She also told us to use the bathroom, we need to be 100 feet from the trail, from camps, and from water. We are required to bury everything 8 inches down carry our toilet paper out. I’m really not looking forward to this part of trail life.
Brian and I then repacked our packs and bright our things to the post office we need to ship. We packed one box with all the clothes we’ve been wearing the last few days and another box we sent to the end of the trail that holds the army duffle bags we need to get our packs safely through the airport.
Today is so much hotter than the last two days. They’re having a heat wave this week (lucky us) and today it’s about 97 degrees and sunny. The forecast for the next four days calls for hot temperatures and thunderstorms in the afternoon. I suspect we’ll have a difficult start to our trip. But I remember how my first day on the Camino was the worst day with regard to the weather but it completely changed my perspective for the rest of the trip because once I got through that, I knew I could get through any type of weather. I’m hoping the same will be true for the JMT. That said, we will be starting very early in the morning, taking a long siesta in the afternoon, and finishing in the evening. Stephen is a firefighter in Memphis so he is completely unphased by heat and humidity but Brian and I were struggling.
We walked to a different campaigner where we found a laundromat, threw our clothes in for one last wash and sought out some much needed ice cream and shade. We realized that the number of people in the park seemed less than half yesterday and wondered if the heat had anything to do with it. All the day visitors seemed to be gone and those staying in tents had the same idea we did. We jumped on the shuttle and drove it around the park for about an hour, enjoying the views from our air conditioned seats.
We met Stephen and Rachel for dinner outside. Stephen and I laughed as we shared stories about the Camino. It was also nice to all get together and plan our big morning. We all intend to be ready to leave by 5am. I’m about as ready as I can be. I’m prepared for tomorrow to be extremely difficult. In perfect fashion I started getting a headache tonight. I’ve had plenty of water and electrolytes today so it’s not that. I suspect it’s just nerves. We won’t be sleeping much tonight. It’s very hot in our tents.

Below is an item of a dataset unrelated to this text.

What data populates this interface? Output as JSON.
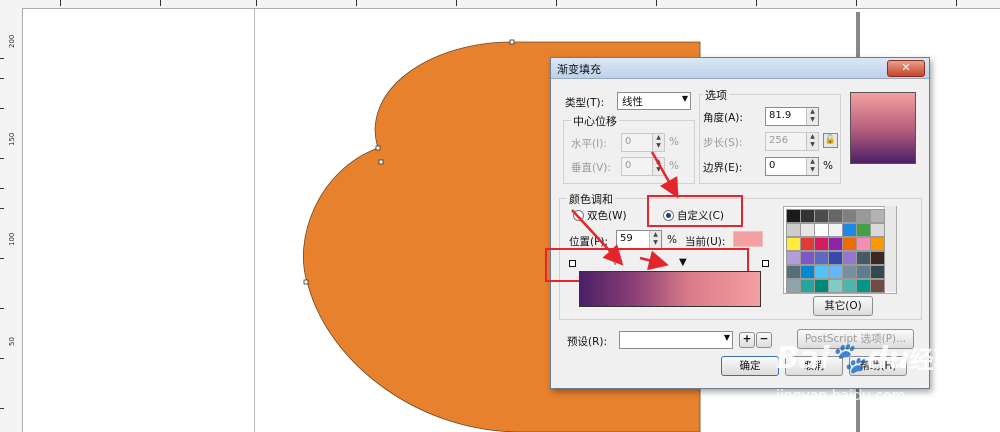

You probably won’t hear from me for a few days. It’s possible I’ll have cell reception in two days time but I’m really not sure. If/when you hear from me again, I will be a very happy camper because I will have gotten through one of the hardest parts of this journey. See you on the other side!